WHAT THIS TASK INVOLVES: Print the records below word for word, but leave out the pictures.

*** Opening GIVEN DATA ***

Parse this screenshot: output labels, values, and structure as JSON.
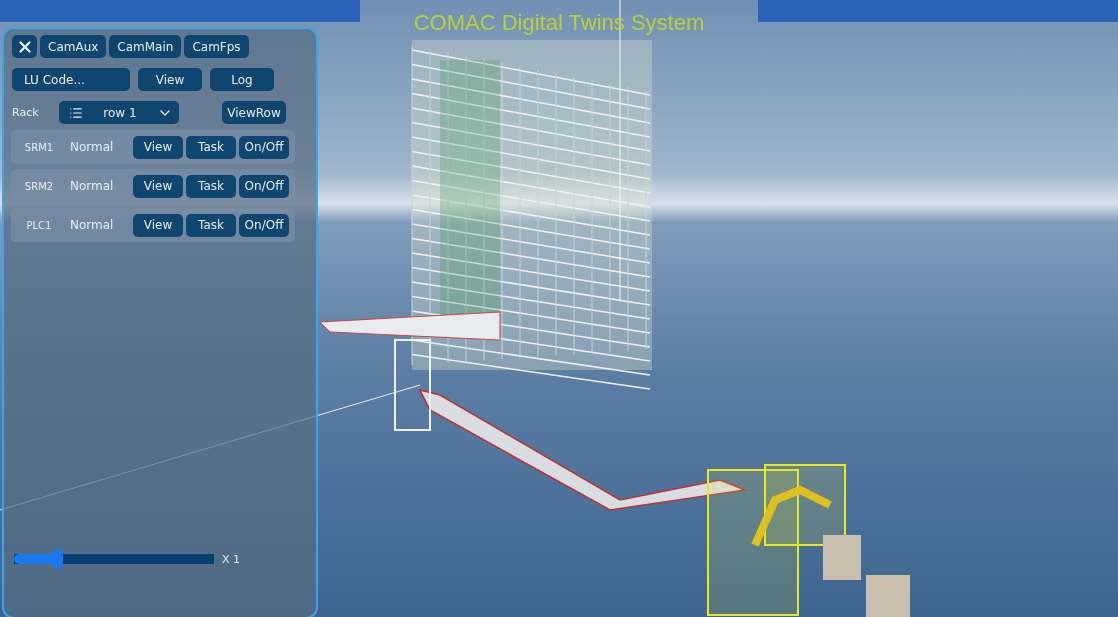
{
  "title": "COMAC Digital Twins System",
  "camera_buttons": [
    {
      "label": "CamAux"
    },
    {
      "label": "CamMain"
    },
    {
      "label": "CamFps"
    }
  ],
  "lu_code": {
    "placeholder": "LU Code..."
  },
  "lu_buttons": [
    {
      "label": "View"
    },
    {
      "label": "Log"
    }
  ],
  "rack": {
    "label": "Rack",
    "value": "row 1",
    "button": "ViewRow"
  },
  "devices": [
    {
      "name": "SRM1",
      "status": "Normal",
      "buttons": [
        "View",
        "Task",
        "On/Off"
      ]
    },
    {
      "name": "SRM2",
      "status": "Normal",
      "buttons": [
        "View",
        "Task",
        "On/Off"
      ]
    },
    {
      "name": "PLC1",
      "status": "Normal",
      "buttons": [
        "View",
        "Task",
        "On/Off"
      ]
    }
  ],
  "speed": {
    "level": 0.22,
    "reading": "X 1"
  }
}
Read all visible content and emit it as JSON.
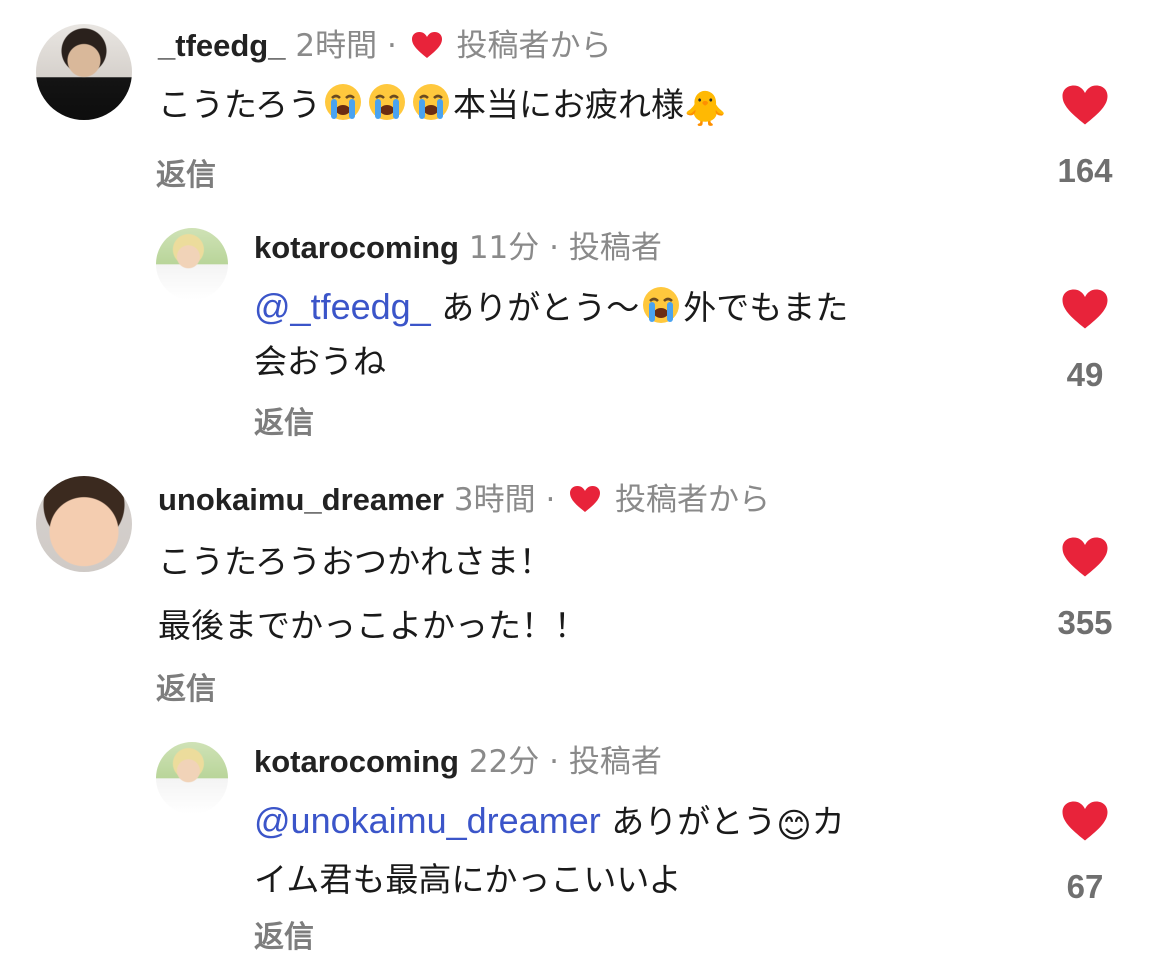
{
  "colors": {
    "heart": "#e8233a",
    "mention": "#3b55c9",
    "meta": "#8a8a8a"
  },
  "comments": [
    {
      "username": "_tfeedg_",
      "time": "2時間",
      "separator": "·",
      "creator_badge": "投稿者から",
      "text_before": "こうたろう",
      "text_after": "本当にお疲れ様",
      "emoji_tail": "🐥",
      "reply_label": "返信",
      "likes": "164"
    },
    {
      "username": "kotarocoming",
      "time": "11分",
      "separator": "·",
      "author_tag": "投稿者",
      "mention": "@_tfeedg_",
      "text_line1_a": "ありがとう〜",
      "text_line1_b": "外でもまた",
      "text_line2": "会おうね",
      "reply_label": "返信",
      "likes": "49"
    },
    {
      "username": "unokaimu_dreamer",
      "time": "3時間",
      "separator": "·",
      "creator_badge": "投稿者から",
      "text_line1": "こうたろうおつかれさま！",
      "text_line2": "最後までかっこよかった！！",
      "reply_label": "返信",
      "likes": "355"
    },
    {
      "username": "kotarocoming",
      "time": "22分",
      "separator": "·",
      "author_tag": "投稿者",
      "mention": "@unokaimu_dreamer",
      "text_line1_a": "ありがとう",
      "emoji": "😊",
      "text_line1_b": "カ",
      "text_line2": "イム君も最高にかっこいいよ",
      "reply_label": "返信",
      "likes": "67"
    }
  ]
}
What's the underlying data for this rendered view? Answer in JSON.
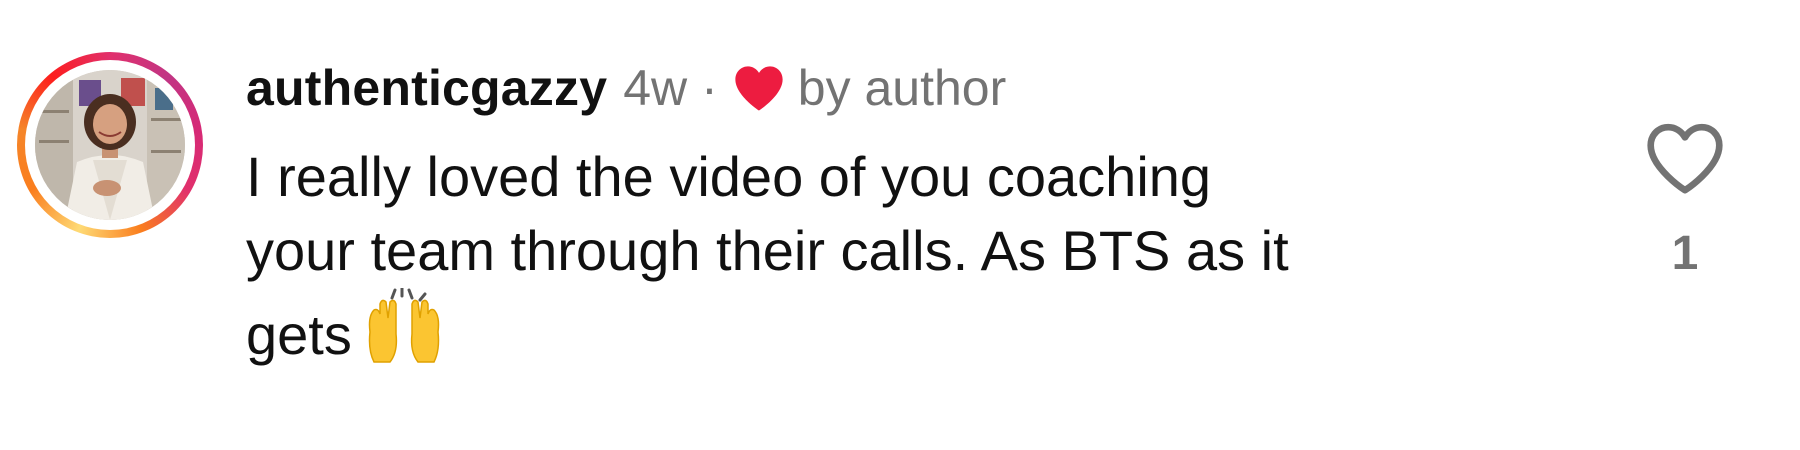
{
  "comment": {
    "username": "authenticgazzy",
    "time_ago": "4w",
    "separator": "·",
    "author_like_label": "by author",
    "text_lines": [
      "I really loved the video of you coaching",
      "your team through their calls. As BTS as it",
      "gets"
    ],
    "emoji": "raising-hands",
    "like_count": "1"
  },
  "colors": {
    "author_heart": "#ed1c40",
    "muted_text": "#737373",
    "like_outline": "#737373",
    "ring_gradient": [
      "#feda75",
      "#fa7e1e",
      "#e1306c",
      "#c13584"
    ]
  },
  "icons": {
    "author_heart": "heart-filled-icon",
    "like": "heart-outline-icon",
    "emoji": "raising-hands-emoji"
  }
}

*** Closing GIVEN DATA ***

THE ANSWER:
Parse this screenshot: output labels, values, and structure as JSON.
{
  "title": "COMAC Digital Twins System",
  "camera_buttons": [
    {
      "label": "CamAux"
    },
    {
      "label": "CamMain"
    },
    {
      "label": "CamFps"
    }
  ],
  "lu_code": {
    "placeholder": "LU Code..."
  },
  "lu_buttons": [
    {
      "label": "View"
    },
    {
      "label": "Log"
    }
  ],
  "rack": {
    "label": "Rack",
    "value": "row 1",
    "button": "ViewRow"
  },
  "devices": [
    {
      "name": "SRM1",
      "status": "Normal",
      "buttons": [
        "View",
        "Task",
        "On/Off"
      ]
    },
    {
      "name": "SRM2",
      "status": "Normal",
      "buttons": [
        "View",
        "Task",
        "On/Off"
      ]
    },
    {
      "name": "PLC1",
      "status": "Normal",
      "buttons": [
        "View",
        "Task",
        "On/Off"
      ]
    }
  ],
  "speed": {
    "level": 0.22,
    "reading": "X 1"
  }
}
Read all visible content and emit it as JSON.
{
  "colors": {
    "heart": "#e8233a",
    "mention": "#3b55c9",
    "meta": "#8a8a8a"
  },
  "comments": [
    {
      "username": "_tfeedg_",
      "time": "2時間",
      "separator": "·",
      "creator_badge": "投稿者から",
      "text_before": "こうたろう",
      "text_after": "本当にお疲れ様",
      "emoji_tail": "🐥",
      "reply_label": "返信",
      "likes": "164"
    },
    {
      "username": "kotarocoming",
      "time": "11分",
      "separator": "·",
      "author_tag": "投稿者",
      "mention": "@_tfeedg_",
      "text_line1_a": "ありがとう〜",
      "text_line1_b": "外でもまた",
      "text_line2": "会おうね",
      "reply_label": "返信",
      "likes": "49"
    },
    {
      "username": "unokaimu_dreamer",
      "time": "3時間",
      "separator": "·",
      "creator_badge": "投稿者から",
      "text_line1": "こうたろうおつかれさま！",
      "text_line2": "最後までかっこよかった！！",
      "reply_label": "返信",
      "likes": "355"
    },
    {
      "username": "kotarocoming",
      "time": "22分",
      "separator": "·",
      "author_tag": "投稿者",
      "mention": "@unokaimu_dreamer",
      "text_line1_a": "ありがとう",
      "emoji": "😊",
      "text_line1_b": "カ",
      "text_line2": "イム君も最高にかっこいいよ",
      "reply_label": "返信",
      "likes": "67"
    }
  ]
}
What's the underlying data for this rendered view? Answer in JSON.
{
  "comment": {
    "username": "authenticgazzy",
    "time_ago": "4w",
    "separator": "·",
    "author_like_label": "by author",
    "text_lines": [
      "I really loved the video of you coaching",
      "your team through their calls. As BTS as it",
      "gets"
    ],
    "emoji": "raising-hands",
    "like_count": "1"
  },
  "colors": {
    "author_heart": "#ed1c40",
    "muted_text": "#737373",
    "like_outline": "#737373",
    "ring_gradient": [
      "#feda75",
      "#fa7e1e",
      "#e1306c",
      "#c13584"
    ]
  },
  "icons": {
    "author_heart": "heart-filled-icon",
    "like": "heart-outline-icon",
    "emoji": "raising-hands-emoji"
  }
}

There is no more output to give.